• _What the task asks_: Each line of the material must be repeated precisely, with the pictures left out.

== Entries provided ==

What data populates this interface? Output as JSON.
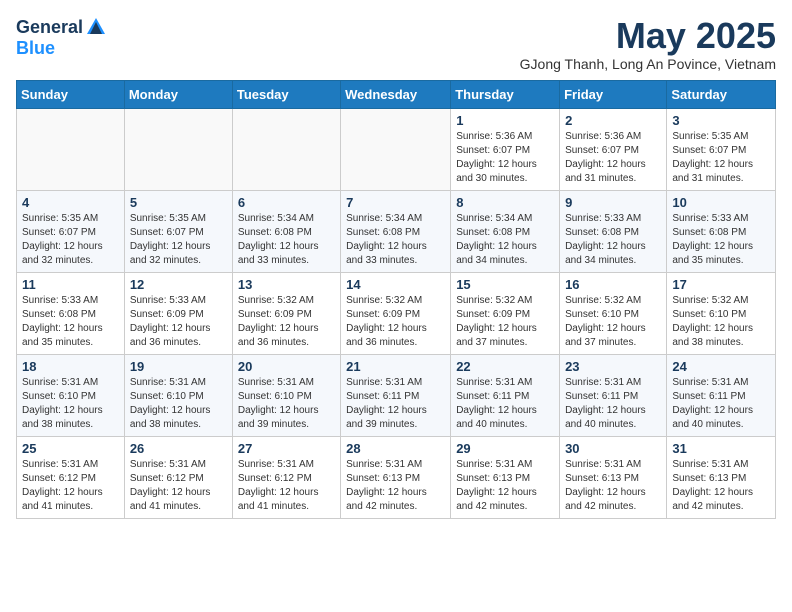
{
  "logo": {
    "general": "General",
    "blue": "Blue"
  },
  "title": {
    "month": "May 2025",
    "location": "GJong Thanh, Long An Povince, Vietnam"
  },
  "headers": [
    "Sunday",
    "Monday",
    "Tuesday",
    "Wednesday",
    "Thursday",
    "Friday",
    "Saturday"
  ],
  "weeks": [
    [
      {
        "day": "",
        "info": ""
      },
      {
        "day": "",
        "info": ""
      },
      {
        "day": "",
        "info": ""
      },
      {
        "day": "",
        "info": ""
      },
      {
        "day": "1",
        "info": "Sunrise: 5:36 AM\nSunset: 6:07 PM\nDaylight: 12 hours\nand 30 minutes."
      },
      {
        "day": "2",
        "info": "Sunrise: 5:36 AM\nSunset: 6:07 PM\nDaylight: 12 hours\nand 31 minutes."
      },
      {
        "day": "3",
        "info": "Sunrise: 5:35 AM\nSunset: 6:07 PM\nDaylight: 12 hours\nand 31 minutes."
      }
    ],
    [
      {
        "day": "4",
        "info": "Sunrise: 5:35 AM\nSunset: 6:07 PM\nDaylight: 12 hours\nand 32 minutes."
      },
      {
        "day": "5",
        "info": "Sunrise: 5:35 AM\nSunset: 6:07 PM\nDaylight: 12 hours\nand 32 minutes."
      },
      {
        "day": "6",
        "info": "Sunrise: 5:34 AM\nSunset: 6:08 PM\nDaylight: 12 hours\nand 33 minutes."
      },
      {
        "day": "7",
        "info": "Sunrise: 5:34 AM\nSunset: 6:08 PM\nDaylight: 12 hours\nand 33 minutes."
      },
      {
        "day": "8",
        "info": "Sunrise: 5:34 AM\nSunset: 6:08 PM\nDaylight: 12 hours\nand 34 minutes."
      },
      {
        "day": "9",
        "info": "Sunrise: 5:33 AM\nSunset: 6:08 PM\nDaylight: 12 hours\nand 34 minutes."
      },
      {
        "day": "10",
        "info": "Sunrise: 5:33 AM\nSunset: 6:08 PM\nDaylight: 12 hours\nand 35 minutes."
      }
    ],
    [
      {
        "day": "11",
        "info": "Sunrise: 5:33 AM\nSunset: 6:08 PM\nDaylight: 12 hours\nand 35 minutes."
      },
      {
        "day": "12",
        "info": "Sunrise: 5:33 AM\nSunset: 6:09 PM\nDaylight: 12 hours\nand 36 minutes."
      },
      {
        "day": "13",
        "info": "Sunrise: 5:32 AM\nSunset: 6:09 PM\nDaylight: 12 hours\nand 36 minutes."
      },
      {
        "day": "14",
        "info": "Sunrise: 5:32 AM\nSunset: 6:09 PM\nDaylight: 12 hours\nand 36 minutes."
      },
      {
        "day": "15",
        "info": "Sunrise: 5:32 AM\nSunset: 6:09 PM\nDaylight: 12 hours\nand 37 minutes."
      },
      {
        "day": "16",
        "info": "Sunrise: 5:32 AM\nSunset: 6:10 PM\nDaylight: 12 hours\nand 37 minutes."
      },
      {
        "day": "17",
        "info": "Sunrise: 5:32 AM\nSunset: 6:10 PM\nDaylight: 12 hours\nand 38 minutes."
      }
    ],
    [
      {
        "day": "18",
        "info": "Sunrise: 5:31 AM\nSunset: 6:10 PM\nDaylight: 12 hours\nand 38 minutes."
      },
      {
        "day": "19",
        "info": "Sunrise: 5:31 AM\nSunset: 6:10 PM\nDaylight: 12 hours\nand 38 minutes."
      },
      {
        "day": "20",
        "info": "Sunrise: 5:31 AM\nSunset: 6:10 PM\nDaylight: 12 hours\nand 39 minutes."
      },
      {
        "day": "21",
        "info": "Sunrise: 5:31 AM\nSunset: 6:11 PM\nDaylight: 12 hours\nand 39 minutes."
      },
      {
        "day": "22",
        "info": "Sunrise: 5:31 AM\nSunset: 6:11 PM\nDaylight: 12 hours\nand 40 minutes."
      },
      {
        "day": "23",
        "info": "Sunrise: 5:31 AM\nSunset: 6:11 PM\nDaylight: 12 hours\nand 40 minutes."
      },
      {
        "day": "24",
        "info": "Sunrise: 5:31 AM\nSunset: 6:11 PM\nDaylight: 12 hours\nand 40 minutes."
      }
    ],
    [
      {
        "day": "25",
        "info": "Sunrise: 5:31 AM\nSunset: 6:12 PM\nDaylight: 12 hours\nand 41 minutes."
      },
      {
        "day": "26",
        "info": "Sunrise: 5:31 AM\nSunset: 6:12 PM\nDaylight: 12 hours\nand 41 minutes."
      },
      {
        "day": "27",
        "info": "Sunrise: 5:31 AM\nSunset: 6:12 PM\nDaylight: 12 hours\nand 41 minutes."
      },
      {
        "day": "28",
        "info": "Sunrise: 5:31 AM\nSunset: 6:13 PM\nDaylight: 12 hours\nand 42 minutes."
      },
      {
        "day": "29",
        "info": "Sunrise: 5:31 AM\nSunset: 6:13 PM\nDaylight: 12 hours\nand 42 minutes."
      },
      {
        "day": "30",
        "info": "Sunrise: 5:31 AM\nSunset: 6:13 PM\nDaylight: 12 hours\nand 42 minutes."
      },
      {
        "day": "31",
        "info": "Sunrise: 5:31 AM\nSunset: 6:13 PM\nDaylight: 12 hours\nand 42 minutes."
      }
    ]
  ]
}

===

• _Exercise answer_:
What data populates this interface? Output as JSON.
{
  "logo": {
    "general": "General",
    "blue": "Blue"
  },
  "title": {
    "month": "May 2025",
    "location": "GJong Thanh, Long An Povince, Vietnam"
  },
  "headers": [
    "Sunday",
    "Monday",
    "Tuesday",
    "Wednesday",
    "Thursday",
    "Friday",
    "Saturday"
  ],
  "weeks": [
    [
      {
        "day": "",
        "info": ""
      },
      {
        "day": "",
        "info": ""
      },
      {
        "day": "",
        "info": ""
      },
      {
        "day": "",
        "info": ""
      },
      {
        "day": "1",
        "info": "Sunrise: 5:36 AM\nSunset: 6:07 PM\nDaylight: 12 hours\nand 30 minutes."
      },
      {
        "day": "2",
        "info": "Sunrise: 5:36 AM\nSunset: 6:07 PM\nDaylight: 12 hours\nand 31 minutes."
      },
      {
        "day": "3",
        "info": "Sunrise: 5:35 AM\nSunset: 6:07 PM\nDaylight: 12 hours\nand 31 minutes."
      }
    ],
    [
      {
        "day": "4",
        "info": "Sunrise: 5:35 AM\nSunset: 6:07 PM\nDaylight: 12 hours\nand 32 minutes."
      },
      {
        "day": "5",
        "info": "Sunrise: 5:35 AM\nSunset: 6:07 PM\nDaylight: 12 hours\nand 32 minutes."
      },
      {
        "day": "6",
        "info": "Sunrise: 5:34 AM\nSunset: 6:08 PM\nDaylight: 12 hours\nand 33 minutes."
      },
      {
        "day": "7",
        "info": "Sunrise: 5:34 AM\nSunset: 6:08 PM\nDaylight: 12 hours\nand 33 minutes."
      },
      {
        "day": "8",
        "info": "Sunrise: 5:34 AM\nSunset: 6:08 PM\nDaylight: 12 hours\nand 34 minutes."
      },
      {
        "day": "9",
        "info": "Sunrise: 5:33 AM\nSunset: 6:08 PM\nDaylight: 12 hours\nand 34 minutes."
      },
      {
        "day": "10",
        "info": "Sunrise: 5:33 AM\nSunset: 6:08 PM\nDaylight: 12 hours\nand 35 minutes."
      }
    ],
    [
      {
        "day": "11",
        "info": "Sunrise: 5:33 AM\nSunset: 6:08 PM\nDaylight: 12 hours\nand 35 minutes."
      },
      {
        "day": "12",
        "info": "Sunrise: 5:33 AM\nSunset: 6:09 PM\nDaylight: 12 hours\nand 36 minutes."
      },
      {
        "day": "13",
        "info": "Sunrise: 5:32 AM\nSunset: 6:09 PM\nDaylight: 12 hours\nand 36 minutes."
      },
      {
        "day": "14",
        "info": "Sunrise: 5:32 AM\nSunset: 6:09 PM\nDaylight: 12 hours\nand 36 minutes."
      },
      {
        "day": "15",
        "info": "Sunrise: 5:32 AM\nSunset: 6:09 PM\nDaylight: 12 hours\nand 37 minutes."
      },
      {
        "day": "16",
        "info": "Sunrise: 5:32 AM\nSunset: 6:10 PM\nDaylight: 12 hours\nand 37 minutes."
      },
      {
        "day": "17",
        "info": "Sunrise: 5:32 AM\nSunset: 6:10 PM\nDaylight: 12 hours\nand 38 minutes."
      }
    ],
    [
      {
        "day": "18",
        "info": "Sunrise: 5:31 AM\nSunset: 6:10 PM\nDaylight: 12 hours\nand 38 minutes."
      },
      {
        "day": "19",
        "info": "Sunrise: 5:31 AM\nSunset: 6:10 PM\nDaylight: 12 hours\nand 38 minutes."
      },
      {
        "day": "20",
        "info": "Sunrise: 5:31 AM\nSunset: 6:10 PM\nDaylight: 12 hours\nand 39 minutes."
      },
      {
        "day": "21",
        "info": "Sunrise: 5:31 AM\nSunset: 6:11 PM\nDaylight: 12 hours\nand 39 minutes."
      },
      {
        "day": "22",
        "info": "Sunrise: 5:31 AM\nSunset: 6:11 PM\nDaylight: 12 hours\nand 40 minutes."
      },
      {
        "day": "23",
        "info": "Sunrise: 5:31 AM\nSunset: 6:11 PM\nDaylight: 12 hours\nand 40 minutes."
      },
      {
        "day": "24",
        "info": "Sunrise: 5:31 AM\nSunset: 6:11 PM\nDaylight: 12 hours\nand 40 minutes."
      }
    ],
    [
      {
        "day": "25",
        "info": "Sunrise: 5:31 AM\nSunset: 6:12 PM\nDaylight: 12 hours\nand 41 minutes."
      },
      {
        "day": "26",
        "info": "Sunrise: 5:31 AM\nSunset: 6:12 PM\nDaylight: 12 hours\nand 41 minutes."
      },
      {
        "day": "27",
        "info": "Sunrise: 5:31 AM\nSunset: 6:12 PM\nDaylight: 12 hours\nand 41 minutes."
      },
      {
        "day": "28",
        "info": "Sunrise: 5:31 AM\nSunset: 6:13 PM\nDaylight: 12 hours\nand 42 minutes."
      },
      {
        "day": "29",
        "info": "Sunrise: 5:31 AM\nSunset: 6:13 PM\nDaylight: 12 hours\nand 42 minutes."
      },
      {
        "day": "30",
        "info": "Sunrise: 5:31 AM\nSunset: 6:13 PM\nDaylight: 12 hours\nand 42 minutes."
      },
      {
        "day": "31",
        "info": "Sunrise: 5:31 AM\nSunset: 6:13 PM\nDaylight: 12 hours\nand 42 minutes."
      }
    ]
  ]
}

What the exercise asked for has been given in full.